# INFORMATION PROVIDED
──────

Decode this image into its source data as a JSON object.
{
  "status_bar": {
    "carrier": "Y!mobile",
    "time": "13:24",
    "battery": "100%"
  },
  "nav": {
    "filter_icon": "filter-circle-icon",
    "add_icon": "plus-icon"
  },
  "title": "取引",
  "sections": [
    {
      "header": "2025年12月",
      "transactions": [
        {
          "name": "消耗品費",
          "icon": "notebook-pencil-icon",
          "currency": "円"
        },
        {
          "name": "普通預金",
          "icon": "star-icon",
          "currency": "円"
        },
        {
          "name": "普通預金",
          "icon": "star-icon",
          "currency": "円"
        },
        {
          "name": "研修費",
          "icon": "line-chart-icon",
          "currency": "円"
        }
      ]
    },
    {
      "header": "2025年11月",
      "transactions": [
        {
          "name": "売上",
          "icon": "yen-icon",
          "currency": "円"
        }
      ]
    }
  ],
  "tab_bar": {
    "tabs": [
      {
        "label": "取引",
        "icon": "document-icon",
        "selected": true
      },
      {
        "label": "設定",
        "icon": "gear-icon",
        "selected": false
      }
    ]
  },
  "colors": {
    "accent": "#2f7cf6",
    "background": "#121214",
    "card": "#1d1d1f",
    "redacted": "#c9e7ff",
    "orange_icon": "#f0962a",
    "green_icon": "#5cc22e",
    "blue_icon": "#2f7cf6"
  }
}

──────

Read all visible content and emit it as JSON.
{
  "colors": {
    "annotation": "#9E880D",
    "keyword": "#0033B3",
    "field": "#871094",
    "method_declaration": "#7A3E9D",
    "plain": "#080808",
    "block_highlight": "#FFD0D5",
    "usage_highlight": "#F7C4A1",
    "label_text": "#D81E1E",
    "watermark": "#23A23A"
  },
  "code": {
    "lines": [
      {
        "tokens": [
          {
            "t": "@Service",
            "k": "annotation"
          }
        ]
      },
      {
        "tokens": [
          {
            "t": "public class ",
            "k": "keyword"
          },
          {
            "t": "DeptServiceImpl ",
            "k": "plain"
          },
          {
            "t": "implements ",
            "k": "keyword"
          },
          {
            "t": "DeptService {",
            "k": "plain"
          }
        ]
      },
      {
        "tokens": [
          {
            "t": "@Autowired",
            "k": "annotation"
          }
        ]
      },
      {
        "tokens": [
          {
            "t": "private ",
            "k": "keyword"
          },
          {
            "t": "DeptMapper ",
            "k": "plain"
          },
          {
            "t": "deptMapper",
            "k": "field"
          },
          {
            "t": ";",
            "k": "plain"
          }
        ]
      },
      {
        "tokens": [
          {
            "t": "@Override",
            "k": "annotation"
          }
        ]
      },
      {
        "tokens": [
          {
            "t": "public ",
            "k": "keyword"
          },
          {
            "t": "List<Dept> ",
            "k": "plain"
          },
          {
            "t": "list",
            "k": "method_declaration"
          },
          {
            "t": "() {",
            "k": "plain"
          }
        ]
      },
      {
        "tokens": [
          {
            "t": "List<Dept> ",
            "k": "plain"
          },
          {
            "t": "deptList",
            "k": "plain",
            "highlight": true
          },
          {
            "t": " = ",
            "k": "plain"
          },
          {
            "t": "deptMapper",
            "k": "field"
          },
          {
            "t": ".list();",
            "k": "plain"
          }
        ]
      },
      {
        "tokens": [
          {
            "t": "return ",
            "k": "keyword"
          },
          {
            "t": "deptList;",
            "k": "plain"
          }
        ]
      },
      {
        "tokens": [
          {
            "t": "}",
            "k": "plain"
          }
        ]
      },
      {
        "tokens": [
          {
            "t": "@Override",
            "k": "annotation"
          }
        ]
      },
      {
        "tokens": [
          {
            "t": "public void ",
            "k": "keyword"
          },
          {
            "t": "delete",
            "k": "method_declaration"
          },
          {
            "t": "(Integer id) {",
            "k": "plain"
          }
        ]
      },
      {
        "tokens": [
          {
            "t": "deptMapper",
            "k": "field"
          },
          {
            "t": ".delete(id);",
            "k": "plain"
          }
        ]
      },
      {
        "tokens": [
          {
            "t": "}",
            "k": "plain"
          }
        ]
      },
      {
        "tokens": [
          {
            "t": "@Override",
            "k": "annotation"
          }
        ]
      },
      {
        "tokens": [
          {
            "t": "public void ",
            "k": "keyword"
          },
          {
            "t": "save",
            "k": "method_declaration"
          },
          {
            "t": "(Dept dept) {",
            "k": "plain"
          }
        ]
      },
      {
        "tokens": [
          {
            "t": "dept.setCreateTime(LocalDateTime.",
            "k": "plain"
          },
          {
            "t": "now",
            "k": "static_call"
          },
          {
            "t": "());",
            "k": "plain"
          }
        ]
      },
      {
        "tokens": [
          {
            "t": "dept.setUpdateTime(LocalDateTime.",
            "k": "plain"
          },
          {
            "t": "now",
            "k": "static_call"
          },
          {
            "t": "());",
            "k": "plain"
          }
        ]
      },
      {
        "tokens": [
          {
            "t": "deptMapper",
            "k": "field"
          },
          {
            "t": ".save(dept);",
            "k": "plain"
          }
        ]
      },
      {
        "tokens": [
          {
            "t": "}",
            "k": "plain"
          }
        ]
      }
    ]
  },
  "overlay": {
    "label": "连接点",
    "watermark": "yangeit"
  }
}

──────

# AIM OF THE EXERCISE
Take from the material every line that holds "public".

# SOLUTION BELOW
            "t": "public class ",
            "t": "public ",
            "t": "public void ",
            "t": "public void ",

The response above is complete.